(FDA) The weekly batch of FDA warning letters has been posted, and includes allegations of: A generally deficient Institutional Review Board (IRB), two supplement manufacturers selling unapproved drugs, and the unapproved sale of an animal drug.
(CTTI) The Clinical Trials Transformation Initiative recently conducted a workshop on the challenges of antibacterial drug development. The workshops and slides are available here.
(WSJ) Bayer has acquired vitamin manufacturer Schiff for $1.2 billion, reports the Wall Street Journal.
(FDA) An FDA workshop on 5 November aims to explore the value of a Unique Device Identification (UDI) system to healthcare systems and providers.
(EMA) EU regulators want all type-I (minor) variations submitted to it by the end of November. Changes to the rules start on 2 November.
(AHWP) The Asian Harmonization working party is preparing to hold a meeting between 2-6 November, and has released documents detailing what it plans to discuss. Available here: (1) (2) (QMS) (Recalls) (Medical Device AE Form)
(TGA) Australian regulators are reminding sponsors that a new sunscreen standard goes live on 10 November.
(Economic Times) India's Supreme Court appears skeptical of Novartis' patent claim on Glivec, saying it appears too similar to earlier versions to be "new."
(PharmaBiz) India's Pharmexcil wants an export exemption for new generics rules set to go into effect banning the licensing of branded generics.
(EMA) Highlights from the EMA's Pharmacovigilance Risk Assessment Committee (PRAC) include the announcement that PRAC is starting a second safety review regarding concerns with diclofenac-containing medicines.
(NEJM) The 2011 court case Pliva V Mensing raised some novel issues. NEJM authors ask, how should regulators warn the public about safety risks that may be known to a generic manufacturer, but not to a branded one? A central database and consensus labeling may be two options, they opine.
(Becker ASC) If you missed last week's draft legislative plan for a new track and trace system, you can understand it by knowing three things, writes Jamie Oh: A federal, lot-level system with planned revisions at the 5- and 10-year marks.
(FDA Matters) What will FDA look like after the election? A lot depends on who wins, and whether Margaret Hamburg sticks around. Steven Grossman assesses some potential scenarios. (Part 1)
(Drug Wonks) How will FDA regulate medical applications (apps) going forward? Peter Pitts explains the regulatory framework.
(Forbes) Matthew Herper asks, can a new sleep pill shake up the sleep aid market, or will $2-a-pill generic Ambien prevent new therapies from becoming successful?

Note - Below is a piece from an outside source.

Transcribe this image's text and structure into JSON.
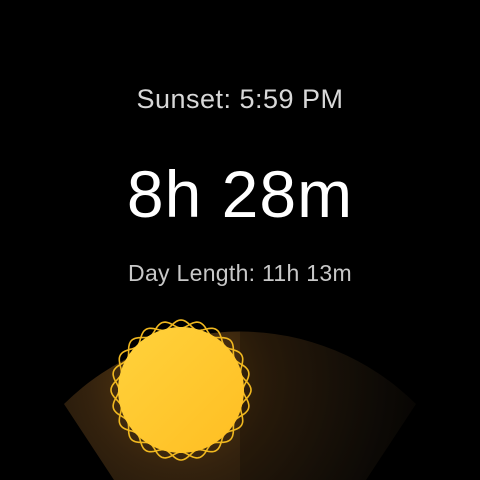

(Reuters) Are penalties for violating the Foreign Corrupt Practices Act (FCPA) just the cost of doing business in foreign countries? Some analysts think harsher penalties are needed to deter bad behavior, particularly for pharmaceutical companies like Pfizer.
(Securing Industry) The pharmaceutical anti-counterfeiting market could reach $1.2 billion by 2015, claims a new report from Visiongain.
(The Guardian) The British Medical Journal's new campaign to encourage greater disclosure has won a powerful ally: industry giant GlakoSmithKline.